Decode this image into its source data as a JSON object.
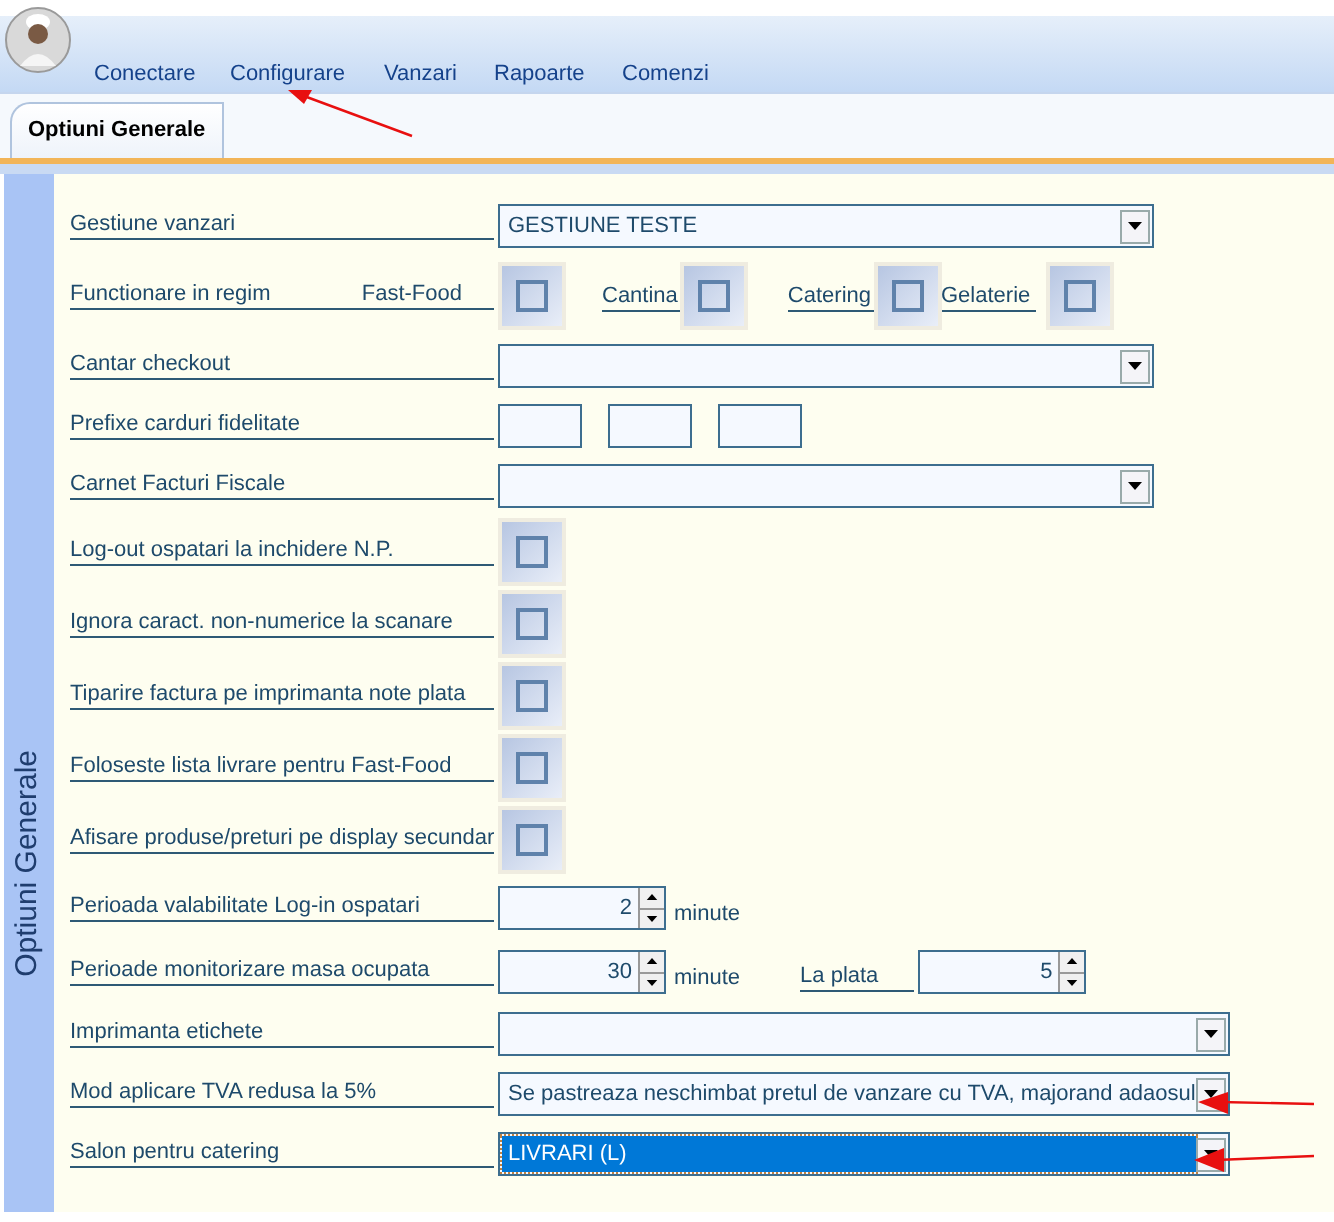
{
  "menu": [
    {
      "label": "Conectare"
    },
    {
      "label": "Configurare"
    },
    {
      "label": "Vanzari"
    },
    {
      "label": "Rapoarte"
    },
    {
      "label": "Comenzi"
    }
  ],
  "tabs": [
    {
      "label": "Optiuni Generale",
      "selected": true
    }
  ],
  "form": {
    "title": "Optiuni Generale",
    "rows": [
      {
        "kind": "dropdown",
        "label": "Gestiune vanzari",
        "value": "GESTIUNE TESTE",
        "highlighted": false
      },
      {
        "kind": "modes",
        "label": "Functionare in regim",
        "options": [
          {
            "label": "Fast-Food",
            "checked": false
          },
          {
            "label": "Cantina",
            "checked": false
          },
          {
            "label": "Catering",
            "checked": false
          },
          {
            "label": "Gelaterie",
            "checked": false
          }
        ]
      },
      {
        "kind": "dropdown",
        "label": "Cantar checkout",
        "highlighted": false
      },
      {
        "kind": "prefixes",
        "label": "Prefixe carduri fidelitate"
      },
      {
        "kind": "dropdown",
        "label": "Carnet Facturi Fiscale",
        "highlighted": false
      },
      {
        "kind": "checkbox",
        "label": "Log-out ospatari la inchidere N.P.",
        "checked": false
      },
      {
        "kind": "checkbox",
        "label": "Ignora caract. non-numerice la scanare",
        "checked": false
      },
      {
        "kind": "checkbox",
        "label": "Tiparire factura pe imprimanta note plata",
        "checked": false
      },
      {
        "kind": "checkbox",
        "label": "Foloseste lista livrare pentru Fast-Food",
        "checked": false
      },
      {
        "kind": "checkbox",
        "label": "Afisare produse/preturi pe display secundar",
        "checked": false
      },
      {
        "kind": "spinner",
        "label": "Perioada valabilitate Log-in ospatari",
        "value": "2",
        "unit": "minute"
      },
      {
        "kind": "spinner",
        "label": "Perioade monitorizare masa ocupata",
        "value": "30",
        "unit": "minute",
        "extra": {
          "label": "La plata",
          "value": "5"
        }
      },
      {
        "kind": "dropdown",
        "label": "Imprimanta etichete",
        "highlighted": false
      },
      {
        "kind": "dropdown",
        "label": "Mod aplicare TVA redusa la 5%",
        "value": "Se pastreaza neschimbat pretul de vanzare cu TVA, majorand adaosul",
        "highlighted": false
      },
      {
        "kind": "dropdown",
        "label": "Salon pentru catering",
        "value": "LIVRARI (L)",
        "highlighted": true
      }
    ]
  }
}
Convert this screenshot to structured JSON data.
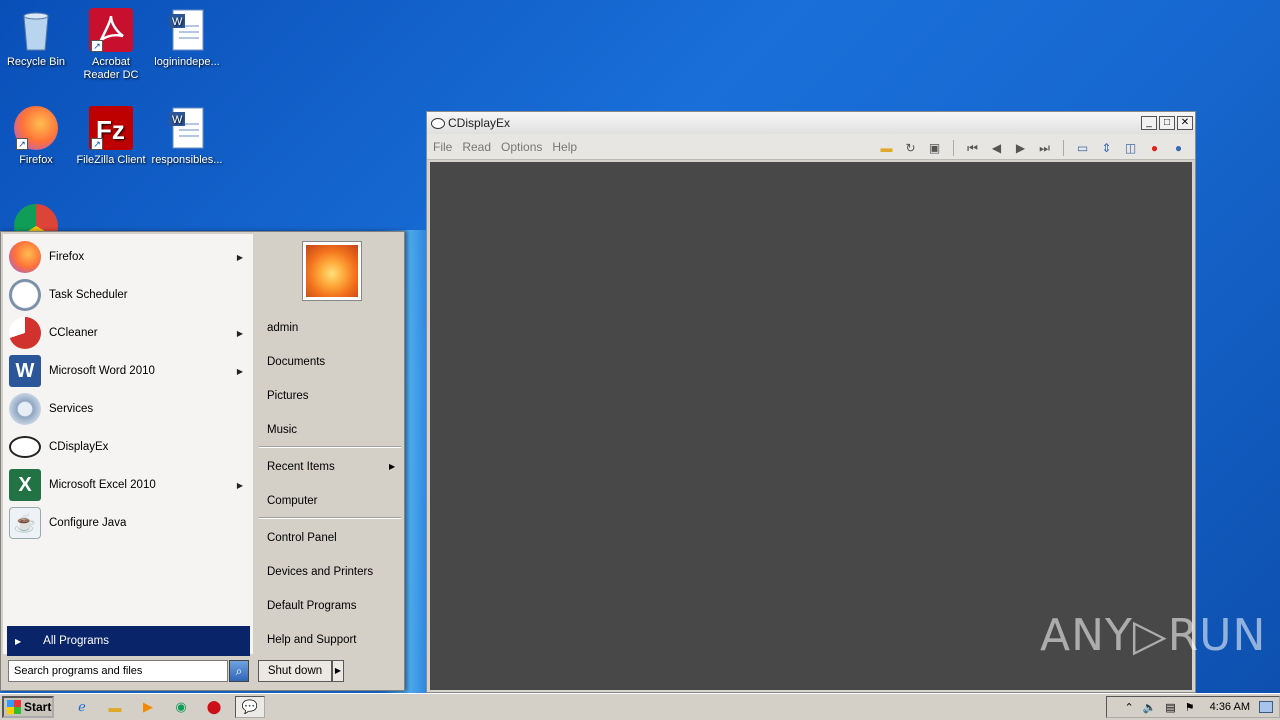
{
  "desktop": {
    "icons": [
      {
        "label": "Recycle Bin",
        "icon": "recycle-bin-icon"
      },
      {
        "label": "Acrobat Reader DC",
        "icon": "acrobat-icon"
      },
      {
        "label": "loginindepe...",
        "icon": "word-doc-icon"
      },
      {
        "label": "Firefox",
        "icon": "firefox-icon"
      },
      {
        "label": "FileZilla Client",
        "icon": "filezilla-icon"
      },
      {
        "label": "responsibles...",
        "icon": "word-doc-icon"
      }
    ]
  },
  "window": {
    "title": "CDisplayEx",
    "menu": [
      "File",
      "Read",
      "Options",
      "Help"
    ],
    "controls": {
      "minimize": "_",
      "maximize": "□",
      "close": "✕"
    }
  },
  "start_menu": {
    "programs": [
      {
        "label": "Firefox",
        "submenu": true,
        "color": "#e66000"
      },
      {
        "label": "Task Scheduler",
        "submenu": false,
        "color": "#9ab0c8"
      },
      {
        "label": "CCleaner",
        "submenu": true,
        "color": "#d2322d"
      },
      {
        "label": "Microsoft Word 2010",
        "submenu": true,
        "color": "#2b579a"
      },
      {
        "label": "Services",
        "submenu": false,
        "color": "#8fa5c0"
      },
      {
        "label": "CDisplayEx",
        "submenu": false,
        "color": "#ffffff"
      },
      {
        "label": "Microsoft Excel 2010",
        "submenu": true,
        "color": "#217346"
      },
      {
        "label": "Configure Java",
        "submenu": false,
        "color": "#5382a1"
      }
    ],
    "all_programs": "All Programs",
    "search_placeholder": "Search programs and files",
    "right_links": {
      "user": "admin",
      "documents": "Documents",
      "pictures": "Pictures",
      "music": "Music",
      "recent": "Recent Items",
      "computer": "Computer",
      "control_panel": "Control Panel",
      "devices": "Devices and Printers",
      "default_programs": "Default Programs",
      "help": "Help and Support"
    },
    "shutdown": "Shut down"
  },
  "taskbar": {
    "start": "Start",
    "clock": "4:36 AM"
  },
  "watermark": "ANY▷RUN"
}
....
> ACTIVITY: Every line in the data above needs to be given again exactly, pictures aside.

> OUTPUT FOR THIS EXERCISE:
Decode this image into its source data as a JSON object.
{
  "menu": [
    {
      "label": "Conectare"
    },
    {
      "label": "Configurare"
    },
    {
      "label": "Vanzari"
    },
    {
      "label": "Rapoarte"
    },
    {
      "label": "Comenzi"
    }
  ],
  "tabs": [
    {
      "label": "Optiuni Generale",
      "selected": true
    }
  ],
  "form": {
    "title": "Optiuni Generale",
    "rows": [
      {
        "kind": "dropdown",
        "label": "Gestiune vanzari",
        "value": "GESTIUNE TESTE",
        "highlighted": false
      },
      {
        "kind": "modes",
        "label": "Functionare in regim",
        "options": [
          {
            "label": "Fast-Food",
            "checked": false
          },
          {
            "label": "Cantina",
            "checked": false
          },
          {
            "label": "Catering",
            "checked": false
          },
          {
            "label": "Gelaterie",
            "checked": false
          }
        ]
      },
      {
        "kind": "dropdown",
        "label": "Cantar checkout",
        "highlighted": false
      },
      {
        "kind": "prefixes",
        "label": "Prefixe carduri fidelitate"
      },
      {
        "kind": "dropdown",
        "label": "Carnet Facturi Fiscale",
        "highlighted": false
      },
      {
        "kind": "checkbox",
        "label": "Log-out ospatari la inchidere N.P.",
        "checked": false
      },
      {
        "kind": "checkbox",
        "label": "Ignora caract. non-numerice la scanare",
        "checked": false
      },
      {
        "kind": "checkbox",
        "label": "Tiparire factura pe imprimanta note plata",
        "checked": false
      },
      {
        "kind": "checkbox",
        "label": "Foloseste lista livrare pentru Fast-Food",
        "checked": false
      },
      {
        "kind": "checkbox",
        "label": "Afisare produse/preturi pe display secundar",
        "checked": false
      },
      {
        "kind": "spinner",
        "label": "Perioada valabilitate Log-in ospatari",
        "value": "2",
        "unit": "minute"
      },
      {
        "kind": "spinner",
        "label": "Perioade monitorizare masa ocupata",
        "value": "30",
        "unit": "minute",
        "extra": {
          "label": "La plata",
          "value": "5"
        }
      },
      {
        "kind": "dropdown",
        "label": "Imprimanta etichete",
        "highlighted": false
      },
      {
        "kind": "dropdown",
        "label": "Mod aplicare TVA redusa la 5%",
        "value": "Se pastreaza neschimbat pretul de vanzare cu TVA, majorand adaosul",
        "highlighted": false
      },
      {
        "kind": "dropdown",
        "label": "Salon pentru catering",
        "value": "LIVRARI (L)",
        "highlighted": true
      }
    ]
  }
}
Convert this screenshot to structured JSON data.
{
  "desktop": {
    "icons": [
      {
        "label": "Recycle Bin",
        "icon": "recycle-bin-icon"
      },
      {
        "label": "Acrobat Reader DC",
        "icon": "acrobat-icon"
      },
      {
        "label": "loginindepe...",
        "icon": "word-doc-icon"
      },
      {
        "label": "Firefox",
        "icon": "firefox-icon"
      },
      {
        "label": "FileZilla Client",
        "icon": "filezilla-icon"
      },
      {
        "label": "responsibles...",
        "icon": "word-doc-icon"
      }
    ]
  },
  "window": {
    "title": "CDisplayEx",
    "menu": [
      "File",
      "Read",
      "Options",
      "Help"
    ],
    "controls": {
      "minimize": "_",
      "maximize": "□",
      "close": "✕"
    }
  },
  "start_menu": {
    "programs": [
      {
        "label": "Firefox",
        "submenu": true,
        "color": "#e66000"
      },
      {
        "label": "Task Scheduler",
        "submenu": false,
        "color": "#9ab0c8"
      },
      {
        "label": "CCleaner",
        "submenu": true,
        "color": "#d2322d"
      },
      {
        "label": "Microsoft Word 2010",
        "submenu": true,
        "color": "#2b579a"
      },
      {
        "label": "Services",
        "submenu": false,
        "color": "#8fa5c0"
      },
      {
        "label": "CDisplayEx",
        "submenu": false,
        "color": "#ffffff"
      },
      {
        "label": "Microsoft Excel 2010",
        "submenu": true,
        "color": "#217346"
      },
      {
        "label": "Configure Java",
        "submenu": false,
        "color": "#5382a1"
      }
    ],
    "all_programs": "All Programs",
    "search_placeholder": "Search programs and files",
    "right_links": {
      "user": "admin",
      "documents": "Documents",
      "pictures": "Pictures",
      "music": "Music",
      "recent": "Recent Items",
      "computer": "Computer",
      "control_panel": "Control Panel",
      "devices": "Devices and Printers",
      "default_programs": "Default Programs",
      "help": "Help and Support"
    },
    "shutdown": "Shut down"
  },
  "taskbar": {
    "start": "Start",
    "clock": "4:36 AM"
  },
  "watermark": "ANY▷RUN"
}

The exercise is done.